Print the data verbatim. Leave every image out.

** DATA PROVIDED follows **

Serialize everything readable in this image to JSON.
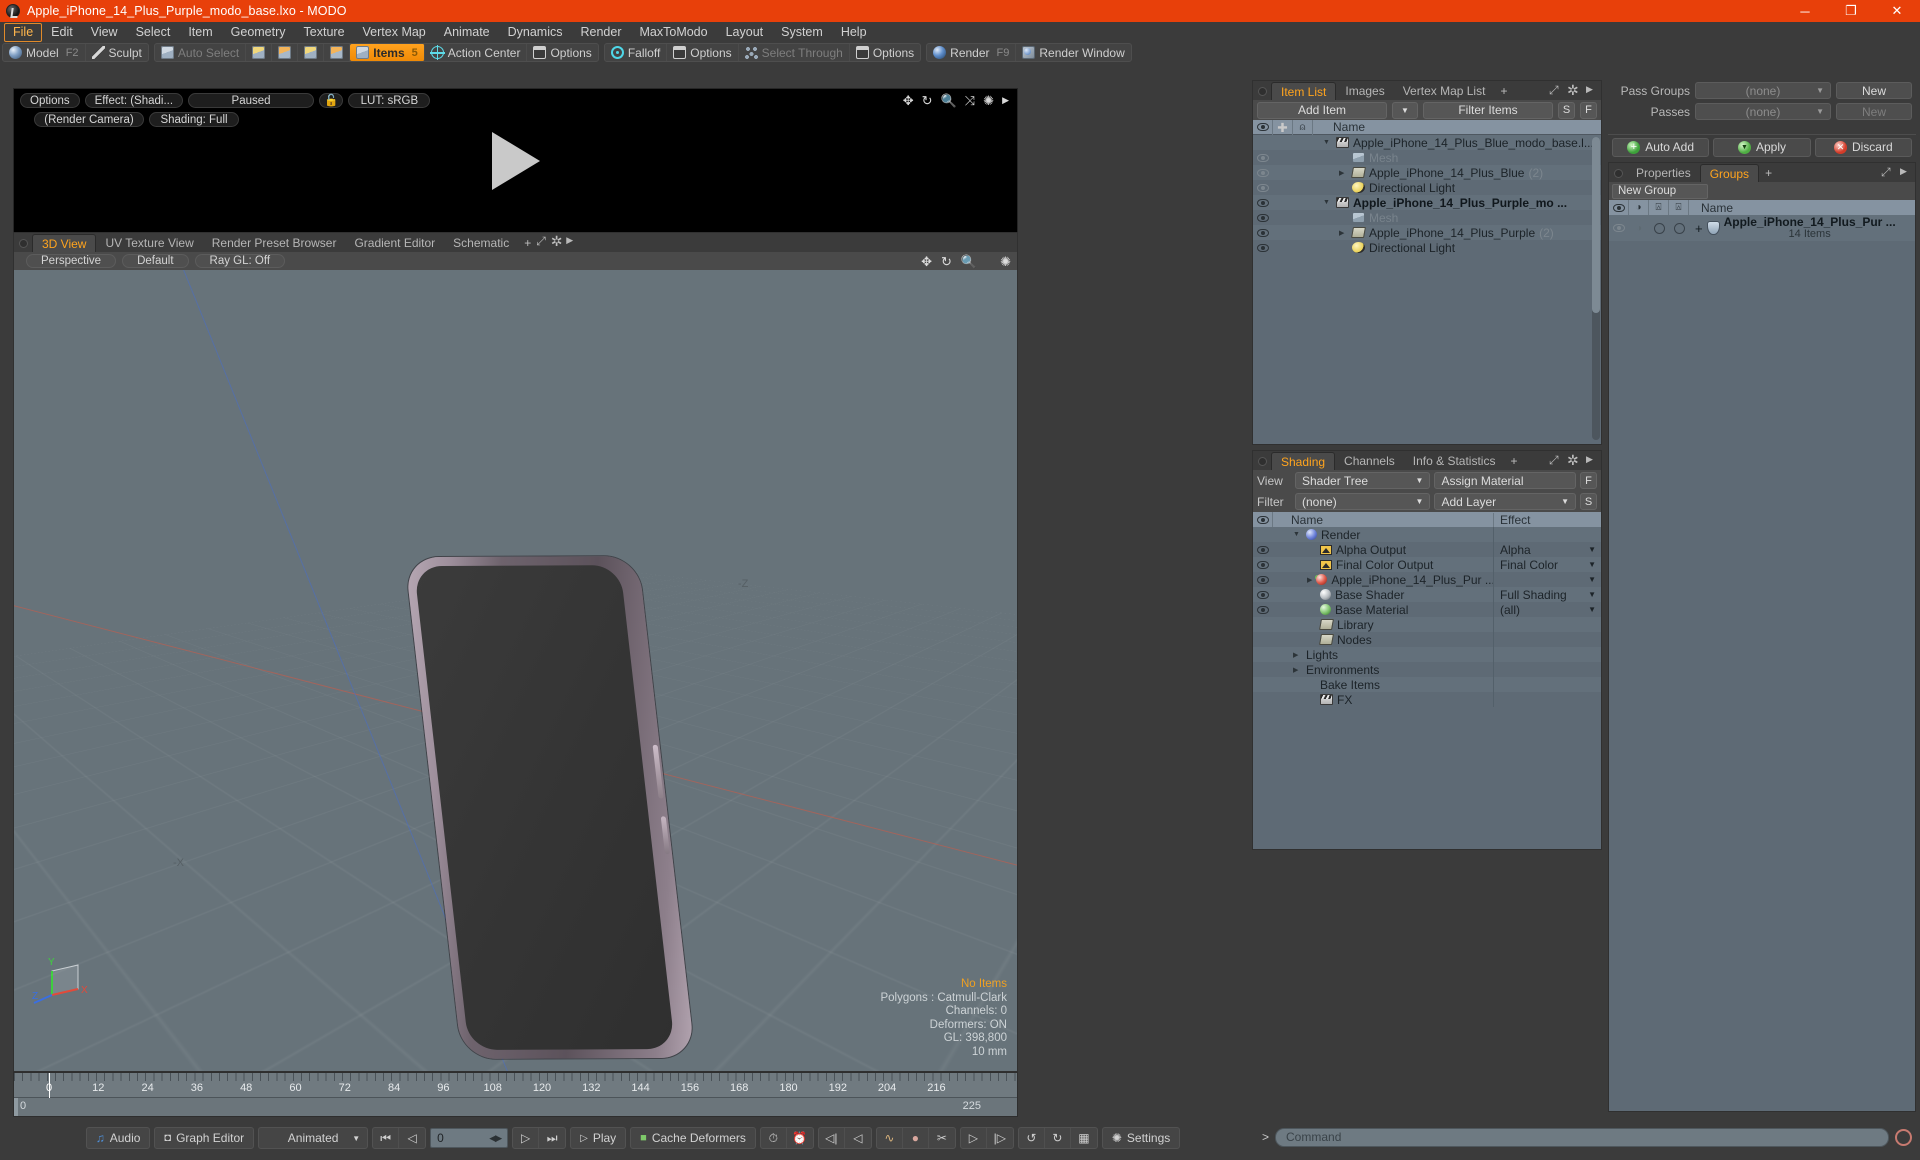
{
  "window": {
    "title": "Apple_iPhone_14_Plus_Purple_modo_base.lxo - MODO",
    "minimize": "─",
    "maximize": "❐",
    "close": "✕"
  },
  "menubar": {
    "items": [
      "File",
      "Edit",
      "View",
      "Select",
      "Item",
      "Geometry",
      "Texture",
      "Vertex Map",
      "Animate",
      "Dynamics",
      "Render",
      "MaxToModo",
      "Layout",
      "System",
      "Help"
    ],
    "active": "File"
  },
  "toolbar": {
    "mode_model": "Model",
    "mode_model_hint": "F2",
    "mode_sculpt": "Sculpt",
    "auto_select": "Auto Select",
    "items": "Items",
    "items_hint": "5",
    "action_center": "Action Center",
    "options1": "Options",
    "falloff": "Falloff",
    "options2": "Options",
    "select_through": "Select Through",
    "options3": "Options",
    "render": "Render",
    "render_hint": "F9",
    "render_window": "Render Window"
  },
  "render_preview": {
    "options": "Options",
    "effect": "Effect: (Shadi...",
    "paused": "Paused",
    "lut": "LUT: sRGB",
    "camera": "(Render Camera)",
    "shading": "Shading: Full"
  },
  "viewport": {
    "tabs": [
      "3D View",
      "UV Texture View",
      "Render Preset Browser",
      "Gradient Editor",
      "Schematic"
    ],
    "active_tab": "3D View",
    "add_tab": "+",
    "perspective": "Perspective",
    "preset": "Default",
    "raygl": "Ray GL: Off",
    "axis_neg_x": "-X",
    "axis_neg_z": "-Z",
    "gizmo_x": "X",
    "gizmo_y": "Y",
    "gizmo_z": "Z",
    "stats": {
      "no_items": "No Items",
      "polygons": "Polygons : Catmull-Clark",
      "channels": "Channels: 0",
      "deformers": "Deformers: ON",
      "gl": "GL: 398,800",
      "scale": "10 mm"
    }
  },
  "timeline": {
    "labels": [
      "0",
      "12",
      "24",
      "36",
      "48",
      "60",
      "72",
      "84",
      "96",
      "108",
      "120",
      "132",
      "144",
      "156",
      "168",
      "180",
      "192",
      "204",
      "216"
    ],
    "range_start": "0",
    "range_end": "225",
    "playhead": "0"
  },
  "bottombar": {
    "audio": "Audio",
    "graph_editor": "Graph Editor",
    "animated": "Animated",
    "frame_value": "0",
    "play": "Play",
    "cache_deformers": "Cache Deformers",
    "settings": "Settings",
    "first": "⏮",
    "prev": "◁",
    "next": "▷",
    "last": "⏭"
  },
  "item_list": {
    "tabs": [
      "Item List",
      "Images",
      "Vertex Map List"
    ],
    "active_tab": "Item List",
    "add_tab": "+",
    "add_item": "Add Item",
    "filter_items": "Filter Items",
    "btn_s": "S",
    "btn_f": "F",
    "col_name": "Name",
    "rows": [
      {
        "label": "Apple_iPhone_14_Plus_Blue_modo_base.l...",
        "icon": "clap",
        "indent": 0,
        "eye": "none",
        "tri": "▼",
        "bold": false,
        "dim": false,
        "count": ""
      },
      {
        "label": "Mesh",
        "icon": "mesh",
        "indent": 1,
        "eye": "dim",
        "tri": "",
        "bold": false,
        "dim": true,
        "count": ""
      },
      {
        "label": "Apple_iPhone_14_Plus_Blue",
        "icon": "folder",
        "indent": 1,
        "eye": "dim",
        "tri": "▶",
        "bold": false,
        "dim": false,
        "count": "(2)"
      },
      {
        "label": "Directional Light",
        "icon": "light",
        "indent": 1,
        "eye": "dim",
        "tri": "",
        "bold": false,
        "dim": false,
        "count": ""
      },
      {
        "label": "Apple_iPhone_14_Plus_Purple_mo ...",
        "icon": "clap",
        "indent": 0,
        "eye": "on",
        "tri": "▼",
        "bold": true,
        "dim": false,
        "count": ""
      },
      {
        "label": "Mesh",
        "icon": "mesh",
        "indent": 1,
        "eye": "on",
        "tri": "",
        "bold": false,
        "dim": true,
        "count": ""
      },
      {
        "label": "Apple_iPhone_14_Plus_Purple",
        "icon": "folder",
        "indent": 1,
        "eye": "on",
        "tri": "▶",
        "bold": false,
        "dim": false,
        "count": "(2)"
      },
      {
        "label": "Directional Light",
        "icon": "light",
        "indent": 1,
        "eye": "on",
        "tri": "",
        "bold": false,
        "dim": false,
        "count": ""
      }
    ]
  },
  "shading": {
    "tabs": [
      "Shading",
      "Channels",
      "Info & Statistics"
    ],
    "active_tab": "Shading",
    "add_tab": "+",
    "view_label": "View",
    "view_value": "Shader Tree",
    "assign_material": "Assign Material",
    "btn_f": "F",
    "filter_label": "Filter",
    "filter_value": "(none)",
    "add_layer": "Add Layer",
    "btn_s": "S",
    "col_name": "Name",
    "col_effect": "Effect",
    "rows": [
      {
        "label": "Render",
        "effect": "",
        "icon": "sphere-blue",
        "indent": 1,
        "eye": "none",
        "tri": "▼",
        "caret": false
      },
      {
        "label": "Alpha Output",
        "effect": "Alpha",
        "icon": "image",
        "indent": 2,
        "eye": "on",
        "tri": "",
        "caret": true
      },
      {
        "label": "Final Color Output",
        "effect": "Final Color",
        "icon": "image",
        "indent": 2,
        "eye": "on",
        "tri": "",
        "caret": true
      },
      {
        "label": "Apple_iPhone_14_Plus_Pur ...",
        "effect": "",
        "icon": "sphere-red",
        "indent": 2,
        "eye": "on",
        "tri": "▶",
        "caret": true
      },
      {
        "label": "Base Shader",
        "effect": "Full Shading",
        "icon": "sphere-gray",
        "indent": 2,
        "eye": "on",
        "tri": "",
        "caret": true
      },
      {
        "label": "Base Material",
        "effect": "(all)",
        "icon": "sphere-green",
        "indent": 2,
        "eye": "on",
        "tri": "",
        "caret": true
      },
      {
        "label": "Library",
        "effect": "",
        "icon": "folder",
        "indent": 2,
        "eye": "none",
        "tri": "",
        "caret": false
      },
      {
        "label": "Nodes",
        "effect": "",
        "icon": "folder",
        "indent": 2,
        "eye": "none",
        "tri": "",
        "caret": false
      },
      {
        "label": "Lights",
        "effect": "",
        "icon": "none",
        "indent": 1,
        "eye": "none",
        "tri": "▶",
        "caret": false
      },
      {
        "label": "Environments",
        "effect": "",
        "icon": "none",
        "indent": 1,
        "eye": "none",
        "tri": "▶",
        "caret": false
      },
      {
        "label": "Bake Items",
        "effect": "",
        "icon": "none",
        "indent": 2,
        "eye": "none",
        "tri": "",
        "caret": false
      },
      {
        "label": "FX",
        "effect": "",
        "icon": "clap",
        "indent": 2,
        "eye": "none",
        "tri": "",
        "caret": false
      }
    ]
  },
  "passes": {
    "pass_groups_label": "Pass Groups",
    "pass_groups_value": "(none)",
    "pass_groups_new": "New",
    "passes_label": "Passes",
    "passes_value": "(none)",
    "passes_new": "New",
    "auto_add": "Auto Add",
    "apply": "Apply",
    "discard": "Discard"
  },
  "groups": {
    "tabs": [
      "Properties",
      "Groups"
    ],
    "active_tab": "Groups",
    "add_tab": "+",
    "new_group": "New Group",
    "col_name": "Name",
    "row_label": "Apple_iPhone_14_Plus_Pur ...",
    "row_sub": "14 Items",
    "row_plus": "+"
  },
  "command": {
    "caret": ">",
    "placeholder": "Command"
  },
  "colors": {
    "accent": "#ffa41e",
    "titlebar": "#e8400a",
    "panel": "#4a4a4a",
    "list": "#5e6a75",
    "viewport": "#67737a"
  }
}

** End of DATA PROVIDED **

* [EXERCISE OUTPUT]
Serialize everything readable in this image to JSON.
{
  "window": {
    "title": "Apple_iPhone_14_Plus_Purple_modo_base.lxo - MODO",
    "minimize": "─",
    "maximize": "❐",
    "close": "✕"
  },
  "menubar": {
    "items": [
      "File",
      "Edit",
      "View",
      "Select",
      "Item",
      "Geometry",
      "Texture",
      "Vertex Map",
      "Animate",
      "Dynamics",
      "Render",
      "MaxToModo",
      "Layout",
      "System",
      "Help"
    ],
    "active": "File"
  },
  "toolbar": {
    "mode_model": "Model",
    "mode_model_hint": "F2",
    "mode_sculpt": "Sculpt",
    "auto_select": "Auto Select",
    "items": "Items",
    "items_hint": "5",
    "action_center": "Action Center",
    "options1": "Options",
    "falloff": "Falloff",
    "options2": "Options",
    "select_through": "Select Through",
    "options3": "Options",
    "render": "Render",
    "render_hint": "F9",
    "render_window": "Render Window"
  },
  "render_preview": {
    "options": "Options",
    "effect": "Effect: (Shadi...",
    "paused": "Paused",
    "lut": "LUT: sRGB",
    "camera": "(Render Camera)",
    "shading": "Shading: Full"
  },
  "viewport": {
    "tabs": [
      "3D View",
      "UV Texture View",
      "Render Preset Browser",
      "Gradient Editor",
      "Schematic"
    ],
    "active_tab": "3D View",
    "add_tab": "+",
    "perspective": "Perspective",
    "preset": "Default",
    "raygl": "Ray GL: Off",
    "axis_neg_x": "-X",
    "axis_neg_z": "-Z",
    "gizmo_x": "X",
    "gizmo_y": "Y",
    "gizmo_z": "Z",
    "stats": {
      "no_items": "No Items",
      "polygons": "Polygons : Catmull-Clark",
      "channels": "Channels: 0",
      "deformers": "Deformers: ON",
      "gl": "GL: 398,800",
      "scale": "10 mm"
    }
  },
  "timeline": {
    "labels": [
      "0",
      "12",
      "24",
      "36",
      "48",
      "60",
      "72",
      "84",
      "96",
      "108",
      "120",
      "132",
      "144",
      "156",
      "168",
      "180",
      "192",
      "204",
      "216"
    ],
    "range_start": "0",
    "range_end": "225",
    "playhead": "0"
  },
  "bottombar": {
    "audio": "Audio",
    "graph_editor": "Graph Editor",
    "animated": "Animated",
    "frame_value": "0",
    "play": "Play",
    "cache_deformers": "Cache Deformers",
    "settings": "Settings",
    "first": "⏮",
    "prev": "◁",
    "next": "▷",
    "last": "⏭"
  },
  "item_list": {
    "tabs": [
      "Item List",
      "Images",
      "Vertex Map List"
    ],
    "active_tab": "Item List",
    "add_tab": "+",
    "add_item": "Add Item",
    "filter_items": "Filter Items",
    "btn_s": "S",
    "btn_f": "F",
    "col_name": "Name",
    "rows": [
      {
        "label": "Apple_iPhone_14_Plus_Blue_modo_base.l...",
        "icon": "clap",
        "indent": 0,
        "eye": "none",
        "tri": "▼",
        "bold": false,
        "dim": false,
        "count": ""
      },
      {
        "label": "Mesh",
        "icon": "mesh",
        "indent": 1,
        "eye": "dim",
        "tri": "",
        "bold": false,
        "dim": true,
        "count": ""
      },
      {
        "label": "Apple_iPhone_14_Plus_Blue",
        "icon": "folder",
        "indent": 1,
        "eye": "dim",
        "tri": "▶",
        "bold": false,
        "dim": false,
        "count": "(2)"
      },
      {
        "label": "Directional Light",
        "icon": "light",
        "indent": 1,
        "eye": "dim",
        "tri": "",
        "bold": false,
        "dim": false,
        "count": ""
      },
      {
        "label": "Apple_iPhone_14_Plus_Purple_mo ...",
        "icon": "clap",
        "indent": 0,
        "eye": "on",
        "tri": "▼",
        "bold": true,
        "dim": false,
        "count": ""
      },
      {
        "label": "Mesh",
        "icon": "mesh",
        "indent": 1,
        "eye": "on",
        "tri": "",
        "bold": false,
        "dim": true,
        "count": ""
      },
      {
        "label": "Apple_iPhone_14_Plus_Purple",
        "icon": "folder",
        "indent": 1,
        "eye": "on",
        "tri": "▶",
        "bold": false,
        "dim": false,
        "count": "(2)"
      },
      {
        "label": "Directional Light",
        "icon": "light",
        "indent": 1,
        "eye": "on",
        "tri": "",
        "bold": false,
        "dim": false,
        "count": ""
      }
    ]
  },
  "shading": {
    "tabs": [
      "Shading",
      "Channels",
      "Info & Statistics"
    ],
    "active_tab": "Shading",
    "add_tab": "+",
    "view_label": "View",
    "view_value": "Shader Tree",
    "assign_material": "Assign Material",
    "btn_f": "F",
    "filter_label": "Filter",
    "filter_value": "(none)",
    "add_layer": "Add Layer",
    "btn_s": "S",
    "col_name": "Name",
    "col_effect": "Effect",
    "rows": [
      {
        "label": "Render",
        "effect": "",
        "icon": "sphere-blue",
        "indent": 1,
        "eye": "none",
        "tri": "▼",
        "caret": false
      },
      {
        "label": "Alpha Output",
        "effect": "Alpha",
        "icon": "image",
        "indent": 2,
        "eye": "on",
        "tri": "",
        "caret": true
      },
      {
        "label": "Final Color Output",
        "effect": "Final Color",
        "icon": "image",
        "indent": 2,
        "eye": "on",
        "tri": "",
        "caret": true
      },
      {
        "label": "Apple_iPhone_14_Plus_Pur ...",
        "effect": "",
        "icon": "sphere-red",
        "indent": 2,
        "eye": "on",
        "tri": "▶",
        "caret": true
      },
      {
        "label": "Base Shader",
        "effect": "Full Shading",
        "icon": "sphere-gray",
        "indent": 2,
        "eye": "on",
        "tri": "",
        "caret": true
      },
      {
        "label": "Base Material",
        "effect": "(all)",
        "icon": "sphere-green",
        "indent": 2,
        "eye": "on",
        "tri": "",
        "caret": true
      },
      {
        "label": "Library",
        "effect": "",
        "icon": "folder",
        "indent": 2,
        "eye": "none",
        "tri": "",
        "caret": false
      },
      {
        "label": "Nodes",
        "effect": "",
        "icon": "folder",
        "indent": 2,
        "eye": "none",
        "tri": "",
        "caret": false
      },
      {
        "label": "Lights",
        "effect": "",
        "icon": "none",
        "indent": 1,
        "eye": "none",
        "tri": "▶",
        "caret": false
      },
      {
        "label": "Environments",
        "effect": "",
        "icon": "none",
        "indent": 1,
        "eye": "none",
        "tri": "▶",
        "caret": false
      },
      {
        "label": "Bake Items",
        "effect": "",
        "icon": "none",
        "indent": 2,
        "eye": "none",
        "tri": "",
        "caret": false
      },
      {
        "label": "FX",
        "effect": "",
        "icon": "clap",
        "indent": 2,
        "eye": "none",
        "tri": "",
        "caret": false
      }
    ]
  },
  "passes": {
    "pass_groups_label": "Pass Groups",
    "pass_groups_value": "(none)",
    "pass_groups_new": "New",
    "passes_label": "Passes",
    "passes_value": "(none)",
    "passes_new": "New",
    "auto_add": "Auto Add",
    "apply": "Apply",
    "discard": "Discard"
  },
  "groups": {
    "tabs": [
      "Properties",
      "Groups"
    ],
    "active_tab": "Groups",
    "add_tab": "+",
    "new_group": "New Group",
    "col_name": "Name",
    "row_label": "Apple_iPhone_14_Plus_Pur ...",
    "row_sub": "14 Items",
    "row_plus": "+"
  },
  "command": {
    "caret": ">",
    "placeholder": "Command"
  },
  "colors": {
    "accent": "#ffa41e",
    "titlebar": "#e8400a",
    "panel": "#4a4a4a",
    "list": "#5e6a75",
    "viewport": "#67737a"
  }
}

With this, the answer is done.